One of the key distinguishing features of a revocable trust, as opposed to an irrevocable trust, is control. A settlor has control not just to revoke the trust, but to alter the trust as well. For example, the settlor of a revocable trust may add or remove beneficiaries of the trust during the settlor’s life and may also change the property that is owned by the trust. A major downside of this control is that the trust’s assets are easier for creditors of the settlor or of the beneficiaries to reach. Whereas, with regard to an irrevocable trust, the settlor does not have control once the trust is established, but the assets of the trust are better protected from the settlor’s creditors, and, depending on how the trust is structured, those assets may also be better protected from creditors of the beneficiaries.
Under Florida Statute § 736.0602(1), a trust executed on or after July 1, 2007, is always revocable, unless the trust instrument (the document that creates the trust) provides otherwise. However, trusts executed before this date cannot be revoked unless a right of revocation is reserved in the trust instrument. Fla. Stat. § 736.0602(1). If the trust instrument does not provide otherwise, the power to revoke the trust is personal to the settlor and only passes to the successor-in-interest if the settlor vests the power of revocation in that successor-in-interest. The best way to provide for a power of revocation in someone other than the settlor is to provide specific instructions in the trust instrument to that effect.
If the trust instrument sets out the manner of revocation for the trust, the settlor must follow those requirements. However, when the trust is silent on the manner in which the trust is to be revoked, the settlor, or another person specified to hold the power of revocation, must only manifest an intent to revoke the trust. An example of how a settlor may manifest his or her intent to revoke a trust is drafting a letter to the trustee specifically stating that the settlor wishes to revoke the trust.

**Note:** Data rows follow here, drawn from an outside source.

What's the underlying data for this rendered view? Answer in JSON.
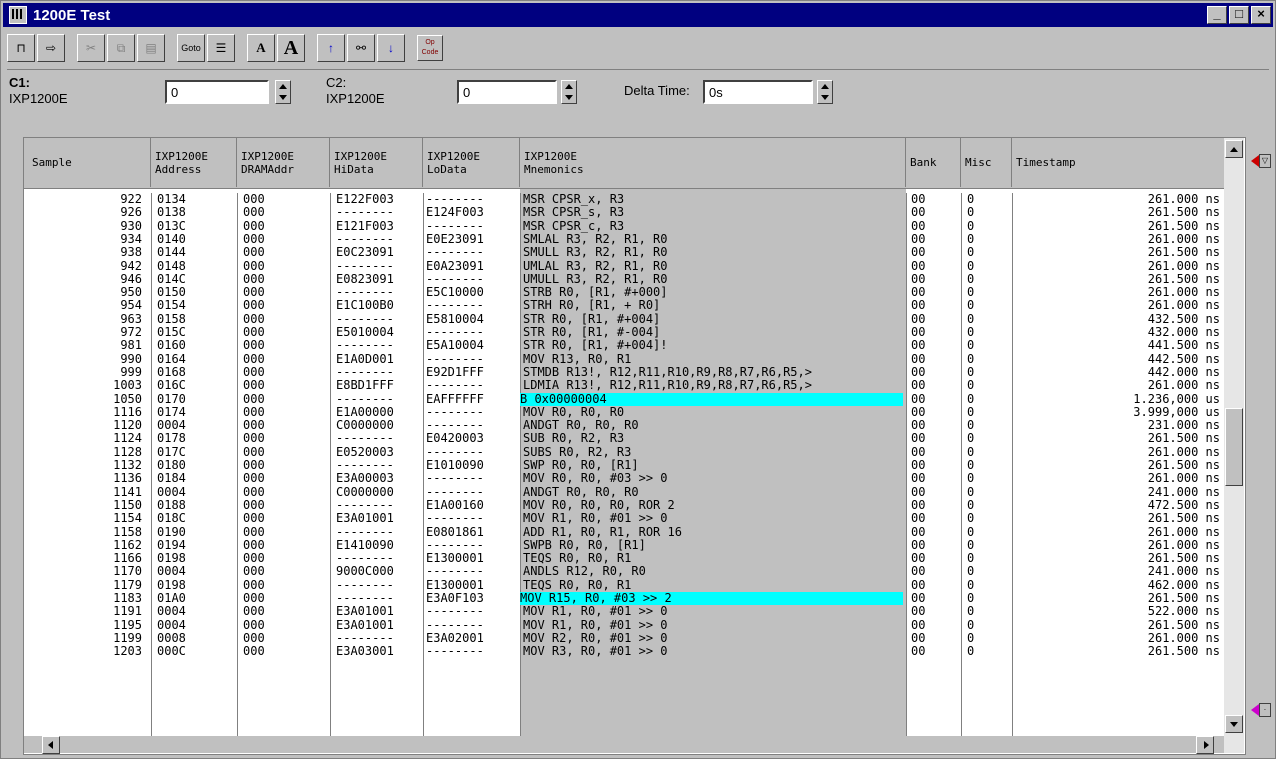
{
  "window": {
    "title": "1200E Test",
    "min_label": "_",
    "max_label": "□",
    "close_label": "×"
  },
  "toolbar": {
    "items": [
      "cursor-add",
      "cursor-move",
      "cut",
      "copy",
      "paste",
      "goto",
      "properties",
      "font-small",
      "font-large",
      "search-up",
      "find",
      "search-down",
      "opcode"
    ],
    "goto_label": "Goto",
    "font_small_label": "A",
    "font_large_label": "A",
    "opcode_label": "Op Code"
  },
  "cursors": {
    "c1_label": "C1:",
    "c1_sub": "IXP1200E",
    "c1_value": "0",
    "c2_label": "C2:",
    "c2_sub": "IXP1200E",
    "c2_value": "0",
    "delta_label": "Delta Time:",
    "delta_value": "0s"
  },
  "table": {
    "headers": [
      {
        "l1": "",
        "l2": "Sample"
      },
      {
        "l1": "IXP1200E",
        "l2": "Address"
      },
      {
        "l1": "IXP1200E",
        "l2": "DRAMAddr"
      },
      {
        "l1": "IXP1200E",
        "l2": "HiData"
      },
      {
        "l1": "IXP1200E",
        "l2": "LoData"
      },
      {
        "l1": "IXP1200E",
        "l2": "Mnemonics"
      },
      {
        "l1": "",
        "l2": "Bank"
      },
      {
        "l1": "",
        "l2": "Misc"
      },
      {
        "l1": "",
        "l2": "Timestamp"
      }
    ],
    "rows": [
      [
        "922",
        "0134",
        "000",
        "E122F003",
        "--------",
        "MSR CPSR_x, R3",
        "00",
        "0",
        "261.000 ns"
      ],
      [
        "926",
        "0138",
        "000",
        "--------",
        "E124F003",
        "MSR CPSR_s, R3",
        "00",
        "0",
        "261.500 ns"
      ],
      [
        "930",
        "013C",
        "000",
        "E121F003",
        "--------",
        "MSR CPSR_c, R3",
        "00",
        "0",
        "261.500 ns"
      ],
      [
        "934",
        "0140",
        "000",
        "--------",
        "E0E23091",
        "SMLAL R3, R2, R1, R0",
        "00",
        "0",
        "261.000 ns"
      ],
      [
        "938",
        "0144",
        "000",
        "E0C23091",
        "--------",
        "SMULL R3, R2, R1, R0",
        "00",
        "0",
        "261.500 ns"
      ],
      [
        "942",
        "0148",
        "000",
        "--------",
        "E0A23091",
        "UMLAL R3, R2, R1, R0",
        "00",
        "0",
        "261.000 ns"
      ],
      [
        "946",
        "014C",
        "000",
        "E0823091",
        "--------",
        "UMULL R3, R2, R1, R0",
        "00",
        "0",
        "261.500 ns"
      ],
      [
        "950",
        "0150",
        "000",
        "--------",
        "E5C10000",
        "STRB R0, [R1, #+000]",
        "00",
        "0",
        "261.000 ns"
      ],
      [
        "954",
        "0154",
        "000",
        "E1C100B0",
        "--------",
        "STRH R0, [R1, + R0]",
        "00",
        "0",
        "261.000 ns"
      ],
      [
        "963",
        "0158",
        "000",
        "--------",
        "E5810004",
        "STR R0, [R1, #+004]",
        "00",
        "0",
        "432.500 ns"
      ],
      [
        "972",
        "015C",
        "000",
        "E5010004",
        "--------",
        "STR R0, [R1, #-004]",
        "00",
        "0",
        "432.000 ns"
      ],
      [
        "981",
        "0160",
        "000",
        "--------",
        "E5A10004",
        "STR R0, [R1, #+004]!",
        "00",
        "0",
        "441.500 ns"
      ],
      [
        "990",
        "0164",
        "000",
        "E1A0D001",
        "--------",
        "MOV R13, R0, R1",
        "00",
        "0",
        "442.500 ns"
      ],
      [
        "999",
        "0168",
        "000",
        "--------",
        "E92D1FFF",
        "STMDB R13!, R12,R11,R10,R9,R8,R7,R6,R5,>",
        "00",
        "0",
        "442.000 ns"
      ],
      [
        "1003",
        "016C",
        "000",
        "E8BD1FFF",
        "--------",
        "LDMIA R13!, R12,R11,R10,R9,R8,R7,R6,R5,>",
        "00",
        "0",
        "261.000 ns"
      ],
      [
        "1050",
        "0170",
        "000",
        "--------",
        "EAFFFFFF",
        "B 0x00000004",
        "00",
        "0",
        "1.236,000 us"
      ],
      [
        "1116",
        "0174",
        "000",
        "E1A00000",
        "--------",
        "MOV R0, R0, R0",
        "00",
        "0",
        "3.999,000 us"
      ],
      [
        "1120",
        "0004",
        "000",
        "C0000000",
        "--------",
        "ANDGT R0, R0, R0",
        "00",
        "0",
        "231.000 ns"
      ],
      [
        "1124",
        "0178",
        "000",
        "--------",
        "E0420003",
        "SUB R0, R2, R3",
        "00",
        "0",
        "261.500 ns"
      ],
      [
        "1128",
        "017C",
        "000",
        "E0520003",
        "--------",
        "SUBS R0, R2, R3",
        "00",
        "0",
        "261.000 ns"
      ],
      [
        "1132",
        "0180",
        "000",
        "--------",
        "E1010090",
        "SWP R0, R0, [R1]",
        "00",
        "0",
        "261.500 ns"
      ],
      [
        "1136",
        "0184",
        "000",
        "E3A00003",
        "--------",
        "MOV R0, R0, #03 >> 0",
        "00",
        "0",
        "261.000 ns"
      ],
      [
        "1141",
        "0004",
        "000",
        "C0000000",
        "--------",
        "ANDGT R0, R0, R0",
        "00",
        "0",
        "241.000 ns"
      ],
      [
        "1150",
        "0188",
        "000",
        "--------",
        "E1A00160",
        "MOV R0, R0, R0, ROR 2",
        "00",
        "0",
        "472.500 ns"
      ],
      [
        "1154",
        "018C",
        "000",
        "E3A01001",
        "--------",
        "MOV R1, R0, #01 >> 0",
        "00",
        "0",
        "261.500 ns"
      ],
      [
        "1158",
        "0190",
        "000",
        "--------",
        "E0801861",
        "ADD R1, R0, R1, ROR 16",
        "00",
        "0",
        "261.000 ns"
      ],
      [
        "1162",
        "0194",
        "000",
        "E1410090",
        "--------",
        "SWPB R0, R0, [R1]",
        "00",
        "0",
        "261.000 ns"
      ],
      [
        "1166",
        "0198",
        "000",
        "--------",
        "E1300001",
        "TEQS R0, R0, R1",
        "00",
        "0",
        "261.500 ns"
      ],
      [
        "1170",
        "0004",
        "000",
        "9000C000",
        "--------",
        "ANDLS R12, R0, R0",
        "00",
        "0",
        "241.000 ns"
      ],
      [
        "1179",
        "0198",
        "000",
        "--------",
        "E1300001",
        "TEQS R0, R0, R1",
        "00",
        "0",
        "462.000 ns"
      ],
      [
        "1183",
        "01A0",
        "000",
        "--------",
        "E3A0F103",
        "MOV R15, R0, #03 >> 2",
        "00",
        "0",
        "261.500 ns"
      ],
      [
        "1191",
        "0004",
        "000",
        "E3A01001",
        "--------",
        "MOV R1, R0, #01 >> 0",
        "00",
        "0",
        "522.000 ns"
      ],
      [
        "1195",
        "0004",
        "000",
        "E3A01001",
        "--------",
        "MOV R1, R0, #01 >> 0",
        "00",
        "0",
        "261.500 ns"
      ],
      [
        "1199",
        "0008",
        "000",
        "--------",
        "E3A02001",
        "MOV R2, R0, #01 >> 0",
        "00",
        "0",
        "261.000 ns"
      ],
      [
        "1203",
        "000C",
        "000",
        "E3A03001",
        "--------",
        "MOV R3, R0, #01 >> 0",
        "00",
        "0",
        "261.500 ns"
      ]
    ],
    "highlighted_rows": [
      15,
      30
    ],
    "highlight_color": "#00ffff"
  },
  "colors": {
    "titlebar": "#000080",
    "marker_c1": "#cc0000",
    "marker_c2": "#cc00cc"
  }
}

Although not a procedural requirement in Florida, in order to prove intent to revoke the trust and defend against a future challenge to the revocation, the settlor should have the letter notarized.
If someone you know has an issue regarding revocable or irrevocable trusts, or if you yourself would like to take appropriate action to avoid unforeseen complications with your own trust instrument, please do not hesitate to contact the law offices of Chepenik Trushin LLP. The experienced attorneys at Chepenik Trushin are ready, willing, and able to assist with such estate planning needs. Please feel free to contact us for an initial consultation.